Unfortunately sometimes I have to put my nose to the grindstone and do the research. Even if it doesn't really show up in the finished story.
'Swamp 'Gator Blues' was inspired by watching Southern Comfort. So just by watching that film I had a vague idea of what the Louisiana swamps would look like. Unfortunately the film was set in the 70s and I needed to know about modern-day Louisiana. This being in the days before I had an Internet connection there now followed a search for any scrap of information that might help me out.
I read novels by James Lee Burke and Daniel Woodrell that were set in Louisiana and featured cajun characters. I devoured the sections of a New Orleans travel guide that related to swamp trips, local cuisine and voodoo. I pored over an old issue of Guns and Ammo that discussed the respective merits of 30.06 rifles over 30-30 rifles in an attempt to work out what hardware the hunters should be carrying. I suffered through an extremely boring travel book about the Southern states which ended up being a waste of time as the British author couldn't even be bothered to report things accurately, e.g. using "coon-arse" instead of "coonass". And I think it must have been about this time I watched The Big Easy as I vaguely recall naming Remy after the Dennis Quaid character. I even watched Jean-Claude Van Damme's Hard Target for the bayou scenes.
Probably the thing I worried about most was how to portray the cajun accent in print. I knew that cajun syntax could sometimes be a little strange but I couldn't find any real guidelines for how they phrased sentences so eventually I decided to just use standard syntax. Then there was the matter of how they pronounced words. In The Uncanny X-Men Chris Claremont always used to have the cajun X-Man Gambit say things like, "You gonna need a hand wit' dat." And of course Gambit had to drop in the occasional bit of French; "mes amis", "homme" etc.
Meanwhile an article on swamp music in Mojo suggested that gon' might be a more authentic pronounciation than going or gonna. And then there was the word "hunh" which I picked up from either Burke or Woodrell, I forget which.

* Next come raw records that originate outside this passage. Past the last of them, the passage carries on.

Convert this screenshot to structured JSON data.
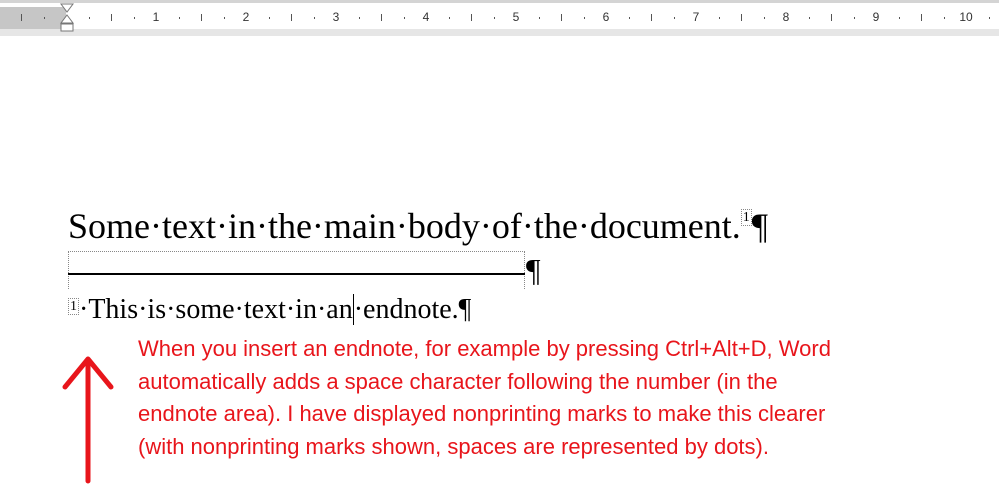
{
  "ruler": {
    "labels": [
      "1",
      "2",
      "3",
      "4",
      "5",
      "6",
      "7",
      "8",
      "9",
      "10"
    ]
  },
  "document": {
    "main_text": "Some·text·in·the·main·body·of·the·document.",
    "endnote_ref": "1",
    "pilcrow": "¶",
    "endnote_before_cursor": "·This·is·some·text·in·an",
    "endnote_after_cursor": "·endnote."
  },
  "callout": {
    "lines": [
      "When you insert an endnote, for example by pressing Ctrl+Alt+D, Word",
      "automatically adds a space character following the number (in the",
      "endnote area). I have displayed nonprinting marks to make this clearer",
      "(with nonprinting marks shown, spaces are represented by dots)."
    ],
    "color": "#e8151b"
  }
}
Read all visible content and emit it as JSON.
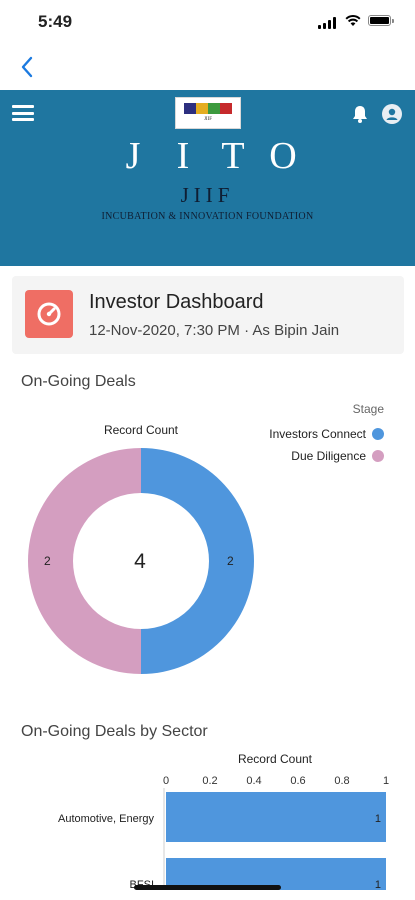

I lost count of the times I rewrote the entire dialogue for the story trying to take into account all these different influences. In the end I went for a generic Southern accent with the odd bit of French thrown in.
All that work and there's still research-related aspects of that story that make me cringe when I read it. But hopefully I did enough work to fool the readers.